PROVIDED DATA START

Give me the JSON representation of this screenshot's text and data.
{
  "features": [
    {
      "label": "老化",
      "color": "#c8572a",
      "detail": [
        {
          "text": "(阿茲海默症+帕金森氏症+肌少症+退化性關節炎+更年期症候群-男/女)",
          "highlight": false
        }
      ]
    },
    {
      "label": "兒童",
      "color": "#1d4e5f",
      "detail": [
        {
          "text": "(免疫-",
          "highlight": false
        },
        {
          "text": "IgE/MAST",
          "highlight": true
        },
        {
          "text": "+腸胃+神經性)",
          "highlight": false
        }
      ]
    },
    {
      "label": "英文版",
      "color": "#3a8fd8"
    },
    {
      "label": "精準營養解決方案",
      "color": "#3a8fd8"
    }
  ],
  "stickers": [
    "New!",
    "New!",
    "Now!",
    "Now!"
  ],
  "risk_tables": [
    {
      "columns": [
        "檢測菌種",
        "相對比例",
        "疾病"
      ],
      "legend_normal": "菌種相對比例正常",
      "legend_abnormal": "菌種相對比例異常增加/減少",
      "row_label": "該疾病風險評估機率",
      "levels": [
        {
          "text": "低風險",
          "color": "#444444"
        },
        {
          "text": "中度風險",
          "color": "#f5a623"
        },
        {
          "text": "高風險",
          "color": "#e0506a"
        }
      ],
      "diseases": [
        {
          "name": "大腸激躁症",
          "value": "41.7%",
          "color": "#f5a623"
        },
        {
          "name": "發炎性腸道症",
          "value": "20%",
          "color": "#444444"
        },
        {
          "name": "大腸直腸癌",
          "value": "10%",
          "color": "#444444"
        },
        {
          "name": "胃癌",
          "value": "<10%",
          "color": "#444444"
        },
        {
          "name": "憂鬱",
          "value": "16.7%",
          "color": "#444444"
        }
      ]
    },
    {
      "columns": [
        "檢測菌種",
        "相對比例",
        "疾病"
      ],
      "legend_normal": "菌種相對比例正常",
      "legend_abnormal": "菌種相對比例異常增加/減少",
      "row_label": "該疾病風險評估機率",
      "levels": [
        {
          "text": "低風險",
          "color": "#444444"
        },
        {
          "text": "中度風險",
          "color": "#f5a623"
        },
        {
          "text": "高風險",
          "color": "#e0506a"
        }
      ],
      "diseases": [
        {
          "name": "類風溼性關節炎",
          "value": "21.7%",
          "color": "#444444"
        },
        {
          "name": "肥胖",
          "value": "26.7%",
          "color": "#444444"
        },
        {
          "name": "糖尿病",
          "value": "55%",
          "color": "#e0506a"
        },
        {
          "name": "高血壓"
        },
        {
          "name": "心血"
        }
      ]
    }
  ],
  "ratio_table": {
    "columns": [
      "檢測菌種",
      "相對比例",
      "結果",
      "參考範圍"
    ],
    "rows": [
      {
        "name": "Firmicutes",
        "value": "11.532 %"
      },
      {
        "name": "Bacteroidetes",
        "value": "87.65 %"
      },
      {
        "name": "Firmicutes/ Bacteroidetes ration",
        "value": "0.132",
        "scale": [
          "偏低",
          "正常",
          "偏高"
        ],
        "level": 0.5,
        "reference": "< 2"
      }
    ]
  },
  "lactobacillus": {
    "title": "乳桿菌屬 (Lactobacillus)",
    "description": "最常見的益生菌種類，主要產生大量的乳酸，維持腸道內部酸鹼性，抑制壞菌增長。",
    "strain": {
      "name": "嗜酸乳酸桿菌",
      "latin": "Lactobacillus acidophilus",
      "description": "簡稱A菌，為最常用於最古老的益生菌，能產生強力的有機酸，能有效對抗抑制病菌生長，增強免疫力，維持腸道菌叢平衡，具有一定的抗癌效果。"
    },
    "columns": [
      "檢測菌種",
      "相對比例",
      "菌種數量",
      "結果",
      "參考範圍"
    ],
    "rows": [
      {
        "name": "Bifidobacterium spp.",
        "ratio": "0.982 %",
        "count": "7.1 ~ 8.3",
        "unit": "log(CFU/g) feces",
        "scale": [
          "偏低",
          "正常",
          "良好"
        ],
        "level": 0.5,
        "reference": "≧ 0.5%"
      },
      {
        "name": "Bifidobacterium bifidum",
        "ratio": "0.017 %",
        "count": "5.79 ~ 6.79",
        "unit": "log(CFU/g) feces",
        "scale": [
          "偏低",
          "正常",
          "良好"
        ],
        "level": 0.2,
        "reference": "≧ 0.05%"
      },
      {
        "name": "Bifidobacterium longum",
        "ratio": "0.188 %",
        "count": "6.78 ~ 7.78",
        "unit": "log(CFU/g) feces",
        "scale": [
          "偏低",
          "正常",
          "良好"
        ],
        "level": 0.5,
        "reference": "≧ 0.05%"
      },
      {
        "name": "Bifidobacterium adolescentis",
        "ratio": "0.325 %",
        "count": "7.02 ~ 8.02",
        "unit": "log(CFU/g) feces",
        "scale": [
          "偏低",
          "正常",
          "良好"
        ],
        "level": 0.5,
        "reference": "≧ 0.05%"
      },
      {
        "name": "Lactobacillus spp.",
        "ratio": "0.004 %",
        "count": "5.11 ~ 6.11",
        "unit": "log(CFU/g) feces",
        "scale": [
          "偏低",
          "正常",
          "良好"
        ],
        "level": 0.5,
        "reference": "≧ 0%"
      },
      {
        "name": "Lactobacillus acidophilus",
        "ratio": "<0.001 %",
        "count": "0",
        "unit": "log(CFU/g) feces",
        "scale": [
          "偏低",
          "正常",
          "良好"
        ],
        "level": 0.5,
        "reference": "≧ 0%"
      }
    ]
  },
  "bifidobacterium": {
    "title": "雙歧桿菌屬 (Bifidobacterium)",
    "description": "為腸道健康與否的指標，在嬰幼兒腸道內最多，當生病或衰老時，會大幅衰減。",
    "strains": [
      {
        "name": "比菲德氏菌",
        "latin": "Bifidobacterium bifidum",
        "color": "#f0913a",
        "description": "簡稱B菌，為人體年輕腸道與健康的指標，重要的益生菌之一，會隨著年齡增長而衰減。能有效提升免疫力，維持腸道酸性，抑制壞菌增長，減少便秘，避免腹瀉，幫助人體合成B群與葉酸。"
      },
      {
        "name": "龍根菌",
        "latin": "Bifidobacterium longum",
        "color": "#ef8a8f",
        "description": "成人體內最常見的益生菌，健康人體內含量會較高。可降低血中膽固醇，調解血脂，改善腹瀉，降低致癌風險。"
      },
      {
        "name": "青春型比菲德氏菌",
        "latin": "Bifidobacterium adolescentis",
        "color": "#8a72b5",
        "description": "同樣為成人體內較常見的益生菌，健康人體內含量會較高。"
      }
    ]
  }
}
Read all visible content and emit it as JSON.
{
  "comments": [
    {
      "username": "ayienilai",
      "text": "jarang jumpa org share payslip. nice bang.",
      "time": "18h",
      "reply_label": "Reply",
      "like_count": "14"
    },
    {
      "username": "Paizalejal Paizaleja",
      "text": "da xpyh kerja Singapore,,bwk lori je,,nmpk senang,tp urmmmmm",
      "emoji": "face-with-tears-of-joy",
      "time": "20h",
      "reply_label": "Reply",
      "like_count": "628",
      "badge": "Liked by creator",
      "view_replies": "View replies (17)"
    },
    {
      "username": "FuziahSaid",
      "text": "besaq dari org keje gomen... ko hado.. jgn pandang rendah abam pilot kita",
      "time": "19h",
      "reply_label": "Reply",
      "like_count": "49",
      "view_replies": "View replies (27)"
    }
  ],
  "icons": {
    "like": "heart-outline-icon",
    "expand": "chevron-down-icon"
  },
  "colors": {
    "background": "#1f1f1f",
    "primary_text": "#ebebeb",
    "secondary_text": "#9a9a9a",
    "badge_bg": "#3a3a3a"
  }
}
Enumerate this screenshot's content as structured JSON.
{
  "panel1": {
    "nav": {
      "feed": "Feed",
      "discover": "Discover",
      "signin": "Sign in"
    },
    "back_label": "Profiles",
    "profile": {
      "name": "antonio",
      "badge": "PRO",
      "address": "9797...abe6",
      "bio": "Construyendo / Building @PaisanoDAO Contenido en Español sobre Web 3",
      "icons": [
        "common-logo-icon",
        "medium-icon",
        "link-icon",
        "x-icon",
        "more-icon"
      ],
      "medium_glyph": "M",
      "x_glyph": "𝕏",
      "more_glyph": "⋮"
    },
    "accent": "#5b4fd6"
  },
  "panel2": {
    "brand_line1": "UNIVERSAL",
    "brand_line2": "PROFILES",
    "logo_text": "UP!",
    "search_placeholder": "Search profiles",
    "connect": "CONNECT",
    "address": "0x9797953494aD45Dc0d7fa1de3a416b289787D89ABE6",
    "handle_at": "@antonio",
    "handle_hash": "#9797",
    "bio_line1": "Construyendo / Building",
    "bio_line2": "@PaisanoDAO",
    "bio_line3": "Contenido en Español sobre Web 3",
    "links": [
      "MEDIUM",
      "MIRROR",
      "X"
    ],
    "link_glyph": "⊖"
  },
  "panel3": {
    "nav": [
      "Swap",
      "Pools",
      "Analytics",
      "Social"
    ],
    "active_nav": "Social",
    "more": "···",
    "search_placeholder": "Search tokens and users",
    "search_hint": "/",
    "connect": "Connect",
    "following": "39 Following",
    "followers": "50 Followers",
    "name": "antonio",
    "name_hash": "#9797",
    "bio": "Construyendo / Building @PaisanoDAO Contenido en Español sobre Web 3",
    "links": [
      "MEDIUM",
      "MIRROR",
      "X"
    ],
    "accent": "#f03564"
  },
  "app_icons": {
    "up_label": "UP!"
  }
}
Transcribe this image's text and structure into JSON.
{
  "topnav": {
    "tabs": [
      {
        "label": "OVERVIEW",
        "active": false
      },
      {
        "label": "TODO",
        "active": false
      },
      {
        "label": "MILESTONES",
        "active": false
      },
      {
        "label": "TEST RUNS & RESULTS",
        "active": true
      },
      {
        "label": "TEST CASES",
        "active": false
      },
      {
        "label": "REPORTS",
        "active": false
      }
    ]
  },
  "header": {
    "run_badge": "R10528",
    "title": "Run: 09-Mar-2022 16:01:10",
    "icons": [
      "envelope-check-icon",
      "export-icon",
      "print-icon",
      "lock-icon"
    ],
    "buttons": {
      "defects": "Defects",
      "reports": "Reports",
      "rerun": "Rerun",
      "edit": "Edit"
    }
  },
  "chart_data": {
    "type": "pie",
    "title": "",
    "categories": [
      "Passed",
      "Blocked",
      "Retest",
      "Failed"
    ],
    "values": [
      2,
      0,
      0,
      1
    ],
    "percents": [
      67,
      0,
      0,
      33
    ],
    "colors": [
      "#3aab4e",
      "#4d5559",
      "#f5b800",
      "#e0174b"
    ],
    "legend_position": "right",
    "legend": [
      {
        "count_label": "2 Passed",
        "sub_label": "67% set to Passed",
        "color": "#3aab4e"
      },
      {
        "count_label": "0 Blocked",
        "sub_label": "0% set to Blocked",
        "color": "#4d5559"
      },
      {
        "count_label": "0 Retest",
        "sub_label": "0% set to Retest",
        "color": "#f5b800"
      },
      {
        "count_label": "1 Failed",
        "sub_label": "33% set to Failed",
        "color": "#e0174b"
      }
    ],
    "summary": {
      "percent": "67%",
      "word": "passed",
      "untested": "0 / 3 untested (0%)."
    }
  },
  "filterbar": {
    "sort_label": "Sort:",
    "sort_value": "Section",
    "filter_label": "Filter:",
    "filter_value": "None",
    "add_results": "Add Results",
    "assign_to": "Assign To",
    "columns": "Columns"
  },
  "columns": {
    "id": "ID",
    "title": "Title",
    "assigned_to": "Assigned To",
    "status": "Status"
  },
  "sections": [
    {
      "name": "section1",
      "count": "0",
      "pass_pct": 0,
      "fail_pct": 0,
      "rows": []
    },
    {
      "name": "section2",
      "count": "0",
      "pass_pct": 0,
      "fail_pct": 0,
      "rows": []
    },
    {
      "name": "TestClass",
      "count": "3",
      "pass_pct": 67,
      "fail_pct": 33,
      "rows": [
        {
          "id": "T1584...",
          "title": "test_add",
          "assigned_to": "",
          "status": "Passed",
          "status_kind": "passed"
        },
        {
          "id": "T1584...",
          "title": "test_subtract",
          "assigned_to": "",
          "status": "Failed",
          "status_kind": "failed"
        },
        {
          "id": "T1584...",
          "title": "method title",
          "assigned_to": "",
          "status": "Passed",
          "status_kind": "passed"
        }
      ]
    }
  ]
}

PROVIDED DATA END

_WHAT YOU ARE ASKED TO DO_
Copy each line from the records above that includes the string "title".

_WRITTEN REPLY_
    "title": "乳桿菌屬 (Lactobacillus)",
    "title": "雙歧桿菌屬 (Bifidobacterium)",
    "title": "Run: 09-Mar-2022 16:01:10",
    "title": "",
    "title": "Title",
          "title": "test_add",
          "title": "test_subtract",
          "title": "method title",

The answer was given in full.